▶ _Work instruction_
Where a line in the material beneath contains "records", count it. Give the number only.

▶ _Given data_
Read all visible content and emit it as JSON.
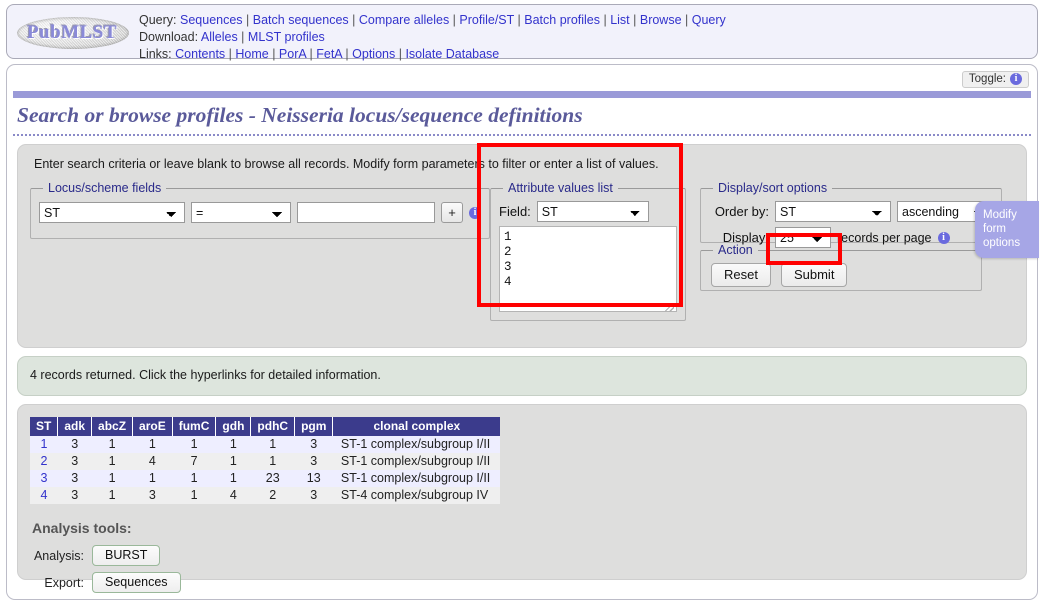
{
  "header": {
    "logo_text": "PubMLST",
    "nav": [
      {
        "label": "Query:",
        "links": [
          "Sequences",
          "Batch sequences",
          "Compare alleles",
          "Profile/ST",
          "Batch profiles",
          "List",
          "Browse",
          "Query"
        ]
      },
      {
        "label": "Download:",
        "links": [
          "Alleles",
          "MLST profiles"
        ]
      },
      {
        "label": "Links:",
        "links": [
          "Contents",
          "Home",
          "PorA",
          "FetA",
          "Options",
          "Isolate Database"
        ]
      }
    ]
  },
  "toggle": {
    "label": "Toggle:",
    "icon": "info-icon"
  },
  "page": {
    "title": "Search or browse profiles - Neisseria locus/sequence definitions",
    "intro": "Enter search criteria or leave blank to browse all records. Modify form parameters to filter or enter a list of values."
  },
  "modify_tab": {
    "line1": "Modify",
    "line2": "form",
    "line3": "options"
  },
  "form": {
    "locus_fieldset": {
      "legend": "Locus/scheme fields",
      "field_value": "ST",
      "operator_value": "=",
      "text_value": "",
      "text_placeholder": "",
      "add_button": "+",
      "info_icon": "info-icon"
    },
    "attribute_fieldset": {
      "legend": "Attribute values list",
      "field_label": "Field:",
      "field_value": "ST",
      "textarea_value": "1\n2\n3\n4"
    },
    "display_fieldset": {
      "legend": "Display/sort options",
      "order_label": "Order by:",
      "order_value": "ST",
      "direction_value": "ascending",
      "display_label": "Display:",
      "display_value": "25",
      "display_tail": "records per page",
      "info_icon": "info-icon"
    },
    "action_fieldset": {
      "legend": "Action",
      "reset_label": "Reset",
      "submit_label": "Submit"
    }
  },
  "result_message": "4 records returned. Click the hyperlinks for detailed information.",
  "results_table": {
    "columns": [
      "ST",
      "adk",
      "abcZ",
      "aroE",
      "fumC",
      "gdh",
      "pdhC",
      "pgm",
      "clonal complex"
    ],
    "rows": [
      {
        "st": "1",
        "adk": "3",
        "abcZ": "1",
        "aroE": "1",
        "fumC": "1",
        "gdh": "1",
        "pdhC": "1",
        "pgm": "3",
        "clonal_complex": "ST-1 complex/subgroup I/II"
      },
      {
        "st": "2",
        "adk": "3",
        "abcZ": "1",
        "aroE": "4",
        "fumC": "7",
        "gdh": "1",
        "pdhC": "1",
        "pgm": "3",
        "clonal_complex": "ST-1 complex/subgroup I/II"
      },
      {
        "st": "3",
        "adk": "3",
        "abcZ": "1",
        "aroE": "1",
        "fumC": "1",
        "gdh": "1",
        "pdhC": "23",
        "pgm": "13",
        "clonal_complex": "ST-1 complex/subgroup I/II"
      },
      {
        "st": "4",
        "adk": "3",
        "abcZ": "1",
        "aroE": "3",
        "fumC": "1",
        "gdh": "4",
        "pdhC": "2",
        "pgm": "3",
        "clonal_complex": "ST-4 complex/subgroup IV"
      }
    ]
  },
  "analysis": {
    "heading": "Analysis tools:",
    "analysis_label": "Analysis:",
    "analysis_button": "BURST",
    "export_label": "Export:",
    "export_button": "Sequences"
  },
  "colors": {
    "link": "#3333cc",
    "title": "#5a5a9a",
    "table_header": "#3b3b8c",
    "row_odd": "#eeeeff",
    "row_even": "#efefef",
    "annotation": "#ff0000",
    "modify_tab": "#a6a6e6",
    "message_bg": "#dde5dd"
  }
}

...

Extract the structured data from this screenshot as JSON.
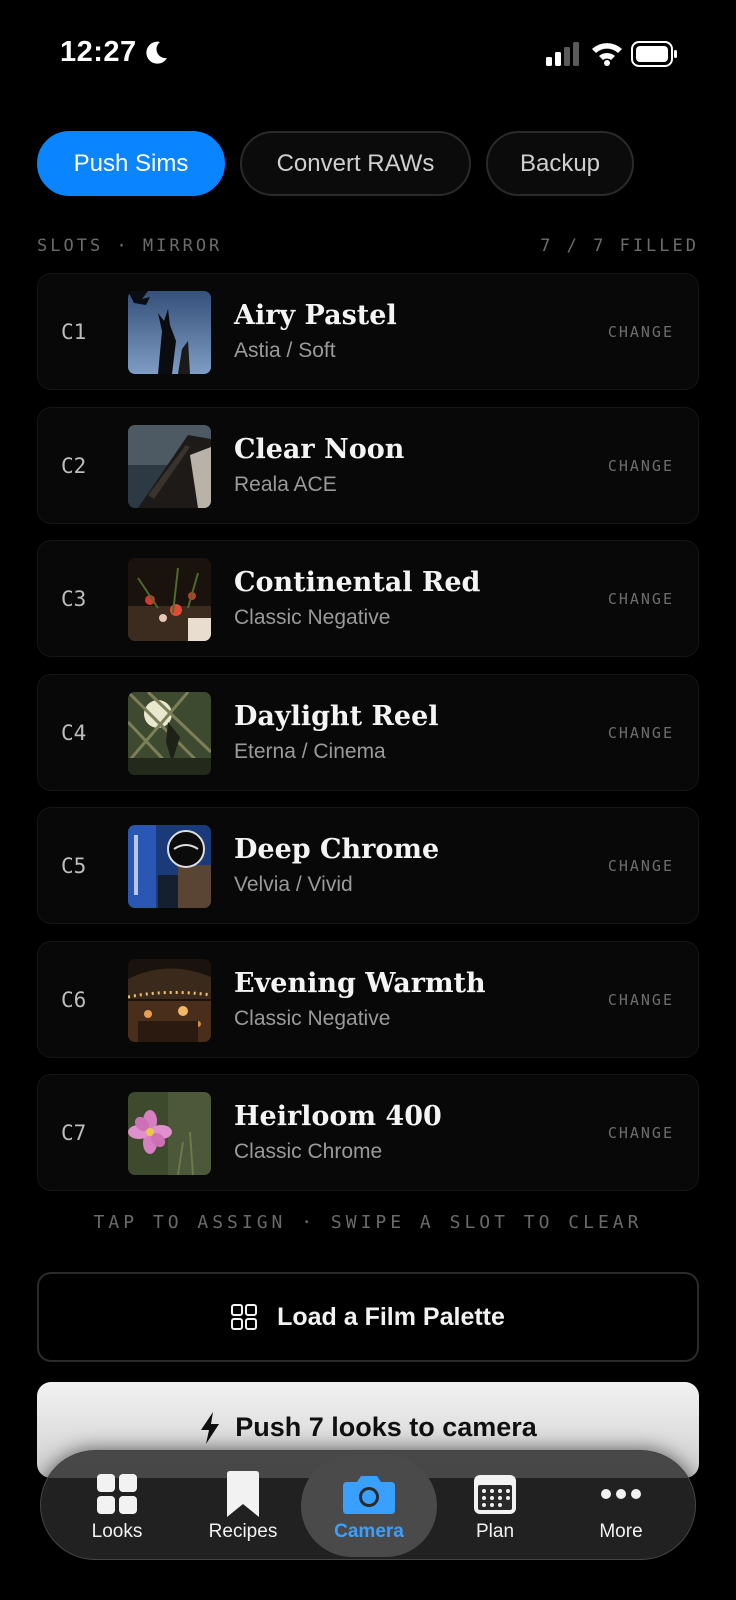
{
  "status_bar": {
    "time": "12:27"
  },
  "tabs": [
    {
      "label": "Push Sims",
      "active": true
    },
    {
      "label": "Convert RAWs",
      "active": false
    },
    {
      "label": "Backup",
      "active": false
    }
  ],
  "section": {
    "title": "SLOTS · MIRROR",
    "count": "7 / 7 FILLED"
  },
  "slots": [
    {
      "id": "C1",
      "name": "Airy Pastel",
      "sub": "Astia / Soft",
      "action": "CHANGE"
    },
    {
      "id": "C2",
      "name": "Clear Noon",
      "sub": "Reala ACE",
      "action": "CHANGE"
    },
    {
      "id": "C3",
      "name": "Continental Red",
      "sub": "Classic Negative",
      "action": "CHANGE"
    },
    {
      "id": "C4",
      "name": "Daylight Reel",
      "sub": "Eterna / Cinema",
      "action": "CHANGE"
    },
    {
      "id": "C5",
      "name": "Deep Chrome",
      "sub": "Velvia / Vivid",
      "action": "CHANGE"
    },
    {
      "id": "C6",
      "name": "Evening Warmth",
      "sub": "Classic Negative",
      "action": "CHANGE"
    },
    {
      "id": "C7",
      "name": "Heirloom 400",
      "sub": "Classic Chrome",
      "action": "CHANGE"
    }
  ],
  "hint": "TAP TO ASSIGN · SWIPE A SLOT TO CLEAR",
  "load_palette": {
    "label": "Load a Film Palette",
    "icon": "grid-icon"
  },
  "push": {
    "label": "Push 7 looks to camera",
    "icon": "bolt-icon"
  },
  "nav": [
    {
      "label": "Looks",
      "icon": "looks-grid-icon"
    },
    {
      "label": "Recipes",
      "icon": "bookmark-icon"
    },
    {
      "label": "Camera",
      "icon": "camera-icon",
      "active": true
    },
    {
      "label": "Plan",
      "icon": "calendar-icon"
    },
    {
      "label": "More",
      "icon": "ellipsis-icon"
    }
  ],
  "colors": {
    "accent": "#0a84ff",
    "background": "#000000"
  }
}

▶ _Written answer_
3